The savings plan also includes new union agreements for personnel, centralizing corporate headquarters in Stockholm, and selling assets.
While welcoming the deal, analysts were cautious given that SAS has been through several austerity programs before.
"SAS is creating for itself a platform that can bring the company out of crisis, but it is not certain they will succeed," said Jacob Pedersen, an analyst at Denmark's Sydbank. "SAS has been through saving schemes over the past 10 years, and they are still losing money.

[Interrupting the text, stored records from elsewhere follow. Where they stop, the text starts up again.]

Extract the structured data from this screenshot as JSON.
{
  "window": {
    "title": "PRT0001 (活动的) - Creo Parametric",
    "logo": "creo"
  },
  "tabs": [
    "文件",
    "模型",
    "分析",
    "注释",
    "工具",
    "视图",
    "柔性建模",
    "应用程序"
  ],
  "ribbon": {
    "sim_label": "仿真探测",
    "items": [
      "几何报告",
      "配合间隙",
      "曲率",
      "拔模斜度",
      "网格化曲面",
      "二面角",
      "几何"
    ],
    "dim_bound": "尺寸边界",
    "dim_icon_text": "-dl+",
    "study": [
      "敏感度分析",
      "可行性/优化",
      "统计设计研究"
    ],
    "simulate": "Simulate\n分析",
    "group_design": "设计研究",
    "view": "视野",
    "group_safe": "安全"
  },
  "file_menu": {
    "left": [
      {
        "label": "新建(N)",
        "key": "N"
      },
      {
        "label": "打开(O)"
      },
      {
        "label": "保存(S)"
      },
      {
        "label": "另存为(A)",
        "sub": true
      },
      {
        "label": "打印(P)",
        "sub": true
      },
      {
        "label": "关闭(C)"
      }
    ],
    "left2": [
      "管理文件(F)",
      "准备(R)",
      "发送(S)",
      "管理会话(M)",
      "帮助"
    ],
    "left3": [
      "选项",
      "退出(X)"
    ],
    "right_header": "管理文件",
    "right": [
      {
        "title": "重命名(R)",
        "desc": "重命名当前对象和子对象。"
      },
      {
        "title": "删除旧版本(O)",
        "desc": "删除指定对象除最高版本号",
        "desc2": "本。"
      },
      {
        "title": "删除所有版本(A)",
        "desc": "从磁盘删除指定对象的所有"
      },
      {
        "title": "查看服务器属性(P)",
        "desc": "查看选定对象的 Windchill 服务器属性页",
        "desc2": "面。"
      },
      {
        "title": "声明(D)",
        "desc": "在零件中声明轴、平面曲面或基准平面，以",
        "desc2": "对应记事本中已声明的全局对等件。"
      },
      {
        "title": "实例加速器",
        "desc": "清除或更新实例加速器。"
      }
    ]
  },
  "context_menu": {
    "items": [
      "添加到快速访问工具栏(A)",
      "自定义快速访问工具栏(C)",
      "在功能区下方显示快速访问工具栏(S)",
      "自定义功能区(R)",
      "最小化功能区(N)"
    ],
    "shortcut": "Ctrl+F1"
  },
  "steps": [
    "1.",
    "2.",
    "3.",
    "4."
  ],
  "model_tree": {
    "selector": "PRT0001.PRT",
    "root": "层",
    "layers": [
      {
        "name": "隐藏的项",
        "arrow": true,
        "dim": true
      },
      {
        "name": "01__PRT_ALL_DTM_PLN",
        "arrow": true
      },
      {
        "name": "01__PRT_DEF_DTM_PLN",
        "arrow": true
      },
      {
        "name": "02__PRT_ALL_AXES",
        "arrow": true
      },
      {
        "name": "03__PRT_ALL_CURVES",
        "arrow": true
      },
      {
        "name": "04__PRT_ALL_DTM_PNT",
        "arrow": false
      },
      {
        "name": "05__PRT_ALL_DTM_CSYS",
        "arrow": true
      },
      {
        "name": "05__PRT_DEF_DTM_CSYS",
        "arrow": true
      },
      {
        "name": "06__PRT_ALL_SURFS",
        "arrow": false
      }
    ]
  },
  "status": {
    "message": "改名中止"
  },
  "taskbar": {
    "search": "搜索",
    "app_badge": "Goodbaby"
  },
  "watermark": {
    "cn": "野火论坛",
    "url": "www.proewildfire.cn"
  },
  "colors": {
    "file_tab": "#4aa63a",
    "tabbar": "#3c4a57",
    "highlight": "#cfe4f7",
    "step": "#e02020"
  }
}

So there is a need for more than just a plan before I start clapping my hands."
SAS shares were up more than 24 percent at 6.95 kronor in Stockholm, where the group is headquartered.